In relativity, cone cells are somewhat shorter than rod cells, but are structurally wider. Quantitatively, there are also significantly fewer than rod cells in number, in most parts of the retina. However, in the area of the fovea, the cones outnumber the rods by a massive amount. With reference to the structure, and the cell’s given name, cone cells are cone-shaped at one end of the cell, where a pigment filters all incoming light, offering them their various response curves. In length, a cone is usually 40-50 µm long, with their diameter measuring from 0.5-4.0 µm. As mentioned earlier, the percentage of each type of cone (S, M, and L types) varies greatly from individual to individual, assuming subjects have regular vision. Each cone has a synaptic terminal, an inner segment, and an outer segment, as well as an interior nucleus and various mitochondria contained in the cell; these properties are shared between rods and cones. The inner segment of the cell contains all of the cell’s organelles, as well as the cell nucleus. On the other hand, the outer segment points towards the posterior of the eye, and contains the light-absorbing materials. The outer and inner segments are connected by a cilium. Neither rods nor cones tend to divide normally, but their membranous disks in the outer segments (visible in diagram) do wear out, and are thus consumed and recycled regularly by phagocytes.
Function[edit | edit source]
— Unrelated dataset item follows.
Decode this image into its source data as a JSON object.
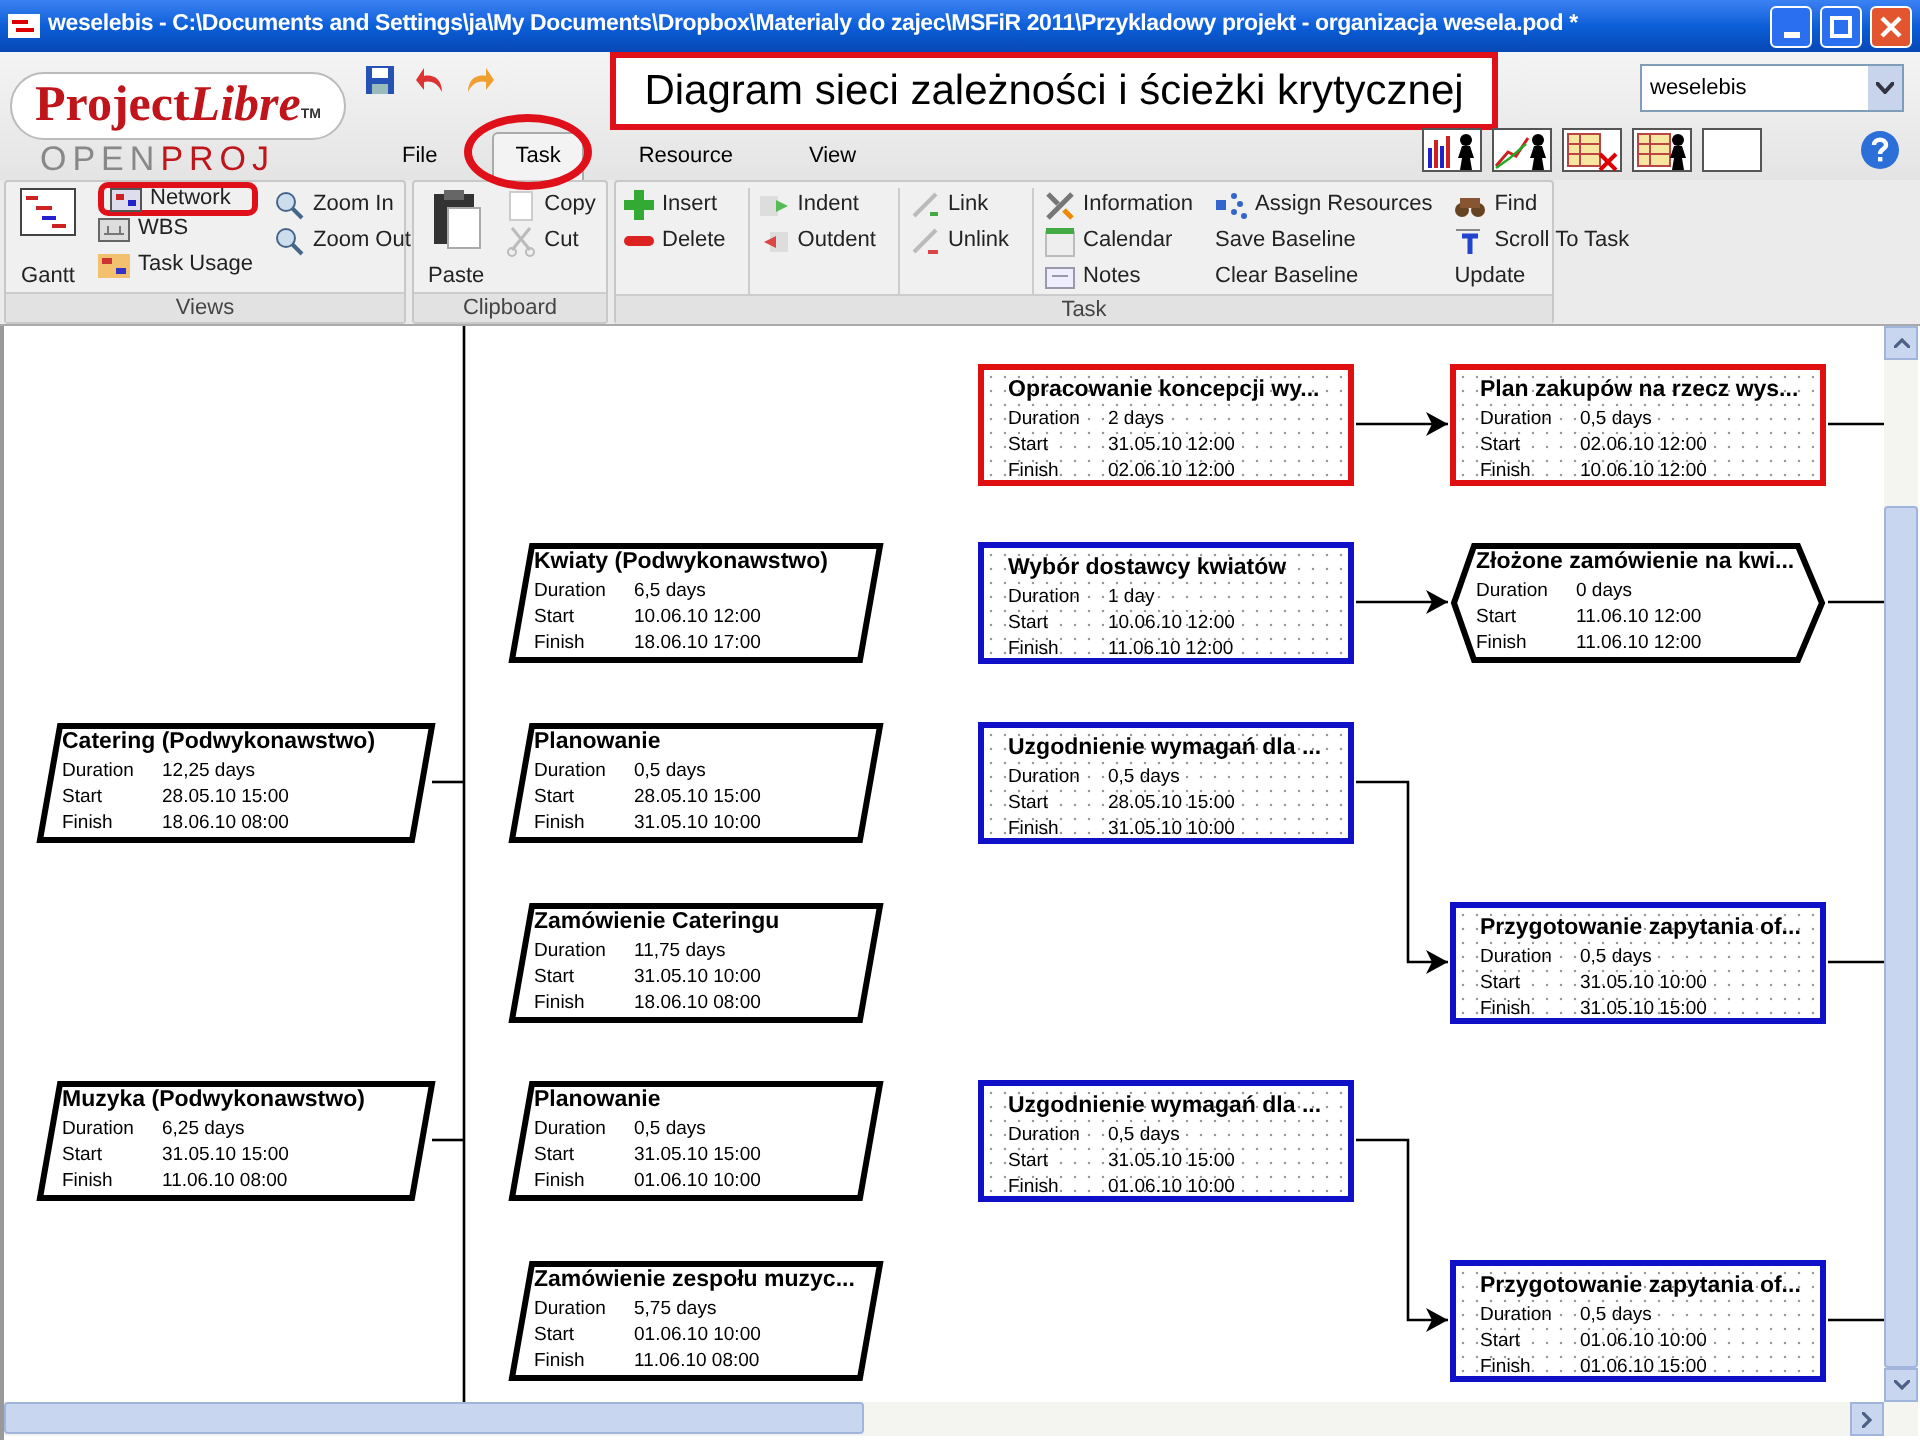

Principally, a photoreceptor is a form of neuron found in the retina of the eye that is capable of phototransduction. Cones are photoreceptors mainly specialized for the process of high visual acuity and the perception of color. Unlike rods, cones require significantly bright light (i.e. great amounts of photons) in order to manipulate it into a biologically accessible signal. The cones are less sensitive to light than the rods. As mentioned earlier, three types of cone cells exist: the S-cones, M-cones, and L-cones. Each of them are distinguished by their pattern of response to different wavelengths of light. These differences in signals received by the three different types of cones are what allow the human brain to perceive a continuous spectrum of colors. Similar to all typical neurons, cones fire to produce an electrical impulse on the nerve fiber. Following this occurrence, they must then reset themselves to fire once again. The light adaption is thought to occur by adjusting this reset time of the cell.
Connected diseases & Clinical Signifance[edit | edit source]
There are some diseases that affect the retina itself and the particular structures that were described before.
- Retinal detachment: emergency situation, when the retina is pulled away from the back of the eye.
- Retinoblastoma: Cancer of the retina. It is most common in young children. Caused by the mutation of both copies of retinoblastoma genes. In retinoblastoma, the retina seem to be white, or have white spots on it.
- Rod and cone dystrophy: It`s an inherited problem that consists in degeneration of these photoreceptor cells.
References[edit | edit source]
http://www.ncbi.nlm.nih.gov/books/NBK10885/http://en.wikipedia.org/wiki/Rod_cell http://www.cis.rit.edu/people/faculty/montag/vandplite/pages/chap_9/ch9p1.htmlhttp://www.britannica.com/EBchecked/topic/506498/rodhttp://en.wikipedia.org/wiki/Cone_cell#Types http://hyperphysics.phy-astr.gsu.edu/hbase/vision/rodcone.htmlhttp://www.ncbi.nlm.nih.gov/books/NBK10850/ http://www.nlm.nih.gov/medlineplus/retinaldisorders.html http://www.naturaleyecare.com/eye-conditions/rod-cone-dystrophy/
books: "retina" by Stephen J. RyanMosby, 1994
- Normalized responsivity spectra of human rod cells & cone cells, S, M, and L types.
- Structure of a Cone Cell.
- Structure of a Rod Cell.